My daughter is a student at the University of Memphis and overdrew her account by 28 cents, for which she was charged $31.00. She then used it again for a couple of dollars and was charged another $31.00. By the time I was able to catch the problem and let her know that she had no money and was being charged by the bank, she had accumulated yet another overdraft fee of $31.00 for a grand total of $93.00 to cover less than $20 in overdraft amounts. I raised a ruckus with the bank about allowing ignorant college kids to overdraw their accounts, but they basically shrugged their shoulders. Regions Bank (NYSE: RF) gets the 2006 Bad Banking Lemon Award for charging Steve Pullis' daughter $93 in fees.

(11) Multiple low credit line accounts, Same Capital One Bank
Capital One (NYSE: COF) gets the 2006 Bad Banking Lemon Award for putting customers like Brad Kehn over a barrel. Brad writes, “My Capital One visa with a $300 credit limit keeps going over the balance with late fees causing over the limit fees. What's worse is that we keep getting more Capital One credit cards with similarly low credit lines.”

According to Business Week , Nov 6, 2006 , "When Brad Kehn's Capital One credit card, it took him only three months to exceed his $300 credit line and get soaked with a $33 over-the-limit fee. But what surprised the Plankinton, South Dakota resident more was that Capital One then offered him another card even though he was over the limit -- and another and another.

(12) for Un-Authorized Charges

‘Free' continues to be an expensive word in credit and VistaPrint may be the worst offender. After you order “free business cards”, VistaPrint relays your credit card to some other subscription service that bills you $14.95.

Richard Lee noticed unauthorized charges of $14.95; dated June 20, 2006 and July 20, 2006 . They were for “Passport for Fun”. There are dozens of documented cases against Vista Print at is the first online merchant to get a Bad Banking Lemon Award.

About is a site that helps people to drill down on credit issues by archiving answers to every problem submitted. Common problems can be searched and credit pitfalls can be sidestepped. Asking will always be FREE. Contact them at problems@Credit

It collects nominations for Lemon Award for Bad Banking from consumers all year long. Send them to . – 2021 Midwest Road, Suite 200 , Oak Brook IL 60521   Contacts:

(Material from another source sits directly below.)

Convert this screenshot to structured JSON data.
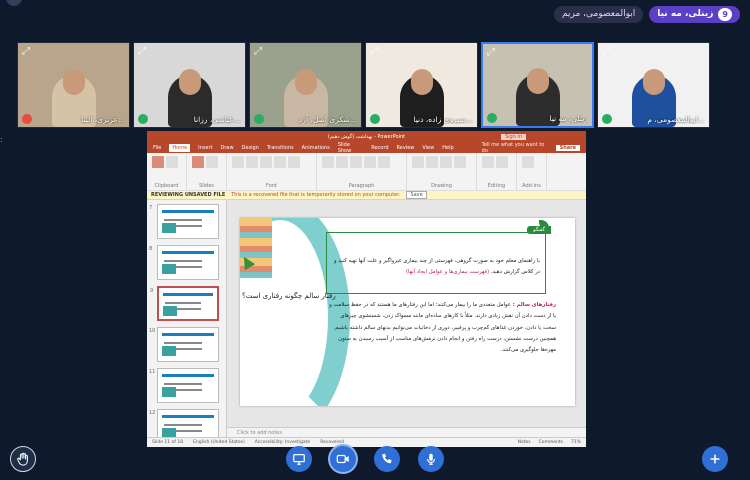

Elaine Abereen Annie Chang
Media Relations Director of Education
650-651-1580 650-651-1525


Credit letters

Statistic of the Month: "Drop out rate due to financial pressure is higher than academic disqualification" from Duck9